Located at the heart of what is now known as the Old Royal Observatory in Greenwich is a residence, built for the first Astronomer Royal John Flamsteed and subsequently used by his successors to the post.
The property was built at the behest of King Charles II after he appointed Flamsteed to the post in March, 1675. Flamsteed, who initially worked out of the Queen’s House below, laid the foundation stone for the new property on 16th August that year.
Designed by Sir Christopher Wren and built under the supervision of Robert Hooke, the building was constructed on the foundations of the previous building on the site – known variously as Duke Humphrey’s Tower or Greenwich Castle) – and used bricks from spare stock at Tilbury Fort, and wood, iron and lead from a demolished gatehouse at the Tower of London.

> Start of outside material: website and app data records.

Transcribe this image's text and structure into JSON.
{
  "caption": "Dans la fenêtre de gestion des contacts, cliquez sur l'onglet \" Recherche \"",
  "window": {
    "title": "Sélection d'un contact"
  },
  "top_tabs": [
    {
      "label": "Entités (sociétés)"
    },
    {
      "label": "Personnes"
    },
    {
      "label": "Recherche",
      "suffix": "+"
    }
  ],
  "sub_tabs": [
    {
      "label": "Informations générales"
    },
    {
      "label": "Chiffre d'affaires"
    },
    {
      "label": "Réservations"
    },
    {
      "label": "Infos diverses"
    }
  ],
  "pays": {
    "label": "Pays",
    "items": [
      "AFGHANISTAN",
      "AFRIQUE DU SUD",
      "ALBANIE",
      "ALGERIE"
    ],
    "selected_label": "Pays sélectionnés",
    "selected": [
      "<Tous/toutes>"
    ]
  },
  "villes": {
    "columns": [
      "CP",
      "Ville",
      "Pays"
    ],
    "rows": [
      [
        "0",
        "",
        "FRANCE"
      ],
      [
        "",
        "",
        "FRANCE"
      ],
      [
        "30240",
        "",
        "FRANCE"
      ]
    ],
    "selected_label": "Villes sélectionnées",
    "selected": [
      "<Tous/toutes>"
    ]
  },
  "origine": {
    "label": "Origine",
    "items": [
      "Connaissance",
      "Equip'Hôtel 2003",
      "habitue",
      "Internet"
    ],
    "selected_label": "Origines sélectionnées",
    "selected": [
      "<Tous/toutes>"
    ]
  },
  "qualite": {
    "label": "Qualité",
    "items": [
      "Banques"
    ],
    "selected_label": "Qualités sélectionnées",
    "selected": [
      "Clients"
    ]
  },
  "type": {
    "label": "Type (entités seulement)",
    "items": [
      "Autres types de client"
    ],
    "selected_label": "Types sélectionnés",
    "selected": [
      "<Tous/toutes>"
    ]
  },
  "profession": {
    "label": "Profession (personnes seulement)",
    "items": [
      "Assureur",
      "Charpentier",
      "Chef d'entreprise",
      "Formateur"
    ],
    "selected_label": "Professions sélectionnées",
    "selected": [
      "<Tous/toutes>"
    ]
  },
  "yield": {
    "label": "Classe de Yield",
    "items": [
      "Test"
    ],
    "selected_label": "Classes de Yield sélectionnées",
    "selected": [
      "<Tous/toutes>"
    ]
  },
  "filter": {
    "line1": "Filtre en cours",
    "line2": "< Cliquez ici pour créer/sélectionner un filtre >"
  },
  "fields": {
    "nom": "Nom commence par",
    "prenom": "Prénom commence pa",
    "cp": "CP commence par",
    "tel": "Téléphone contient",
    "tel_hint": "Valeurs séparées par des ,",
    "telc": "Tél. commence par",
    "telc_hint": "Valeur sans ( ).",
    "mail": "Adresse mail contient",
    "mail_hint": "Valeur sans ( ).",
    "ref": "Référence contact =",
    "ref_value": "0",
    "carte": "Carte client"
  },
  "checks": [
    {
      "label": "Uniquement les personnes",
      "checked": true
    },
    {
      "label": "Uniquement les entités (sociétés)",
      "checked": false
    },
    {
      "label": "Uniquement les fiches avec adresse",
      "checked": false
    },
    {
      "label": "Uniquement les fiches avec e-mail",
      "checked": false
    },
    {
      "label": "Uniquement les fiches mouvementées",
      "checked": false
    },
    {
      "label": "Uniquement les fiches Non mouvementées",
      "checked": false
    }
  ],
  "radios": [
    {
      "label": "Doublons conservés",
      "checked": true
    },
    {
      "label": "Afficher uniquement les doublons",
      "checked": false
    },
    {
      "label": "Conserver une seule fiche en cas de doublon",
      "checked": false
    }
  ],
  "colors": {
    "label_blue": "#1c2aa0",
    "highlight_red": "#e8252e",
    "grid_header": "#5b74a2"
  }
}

Costing some £520, the three story property featured a large hall and parlour on the ground floor, a bedroom and study for the then-single Flamsteed, a basement kitchen and “astronomer rooms” while on the floor above was a single large, octagonal room, known initially as the “Great Room” and later as the “Octagon. Room”, featuring a series of tall windows through which Flamstead could conduct his observations of the heavens.
A telescope was mounted on the roof and two summerhouses, one of which contained Flamsteed’s camera obscura, were built on either side. Other buildings on the site during Flamsteed’s time included the adjoining Quadrant House and Sextant House (so-named for the equipment they housed).
The original property was extended several times and a series of additional buildings were also added to the site including what is now known as the Meridian Building (which incorporates not only Flamsteed’s Sextant House and Quadrant House but subsequent additions including apartments for an assistant, fireproof record rooms and domes to house equipment including the Telescope Dome.
In 1946, the scientific work of the observatory was relocated to Herstmonceux in Sussex and the complex came under the management of the National Maritime Museum. In 1960, Flamsteed House was reopened as part of the museum; other buildings later followed suit.
The site was renovated in the early 1990s and reopened to the public as a museum in 1993.
These days Flamsteed House hosts displays about its construction as well as what life was like for those who lived there. Wren’s Octagon Room, which houses a collection of timepieces and astronomical instruments, remains a highlight.
Flamsteed House is now topped by a time-ball which was installed in 1919 (replacing an earlier one which was installed in 1833) and drops each day at 1pm.
WHERE: Flamsteed House, Royal Observatory Greenwich (nearest stations are Cutty Sark DLR and Greenwich and Maze Hill Stations); WHEN: 10am to 5pm daily; COST: £16 adults/£10 under 25s/students/£8 children; WEBSITE: www.rmg.co.uk/royal-observatory/attractions/flamsteed-house.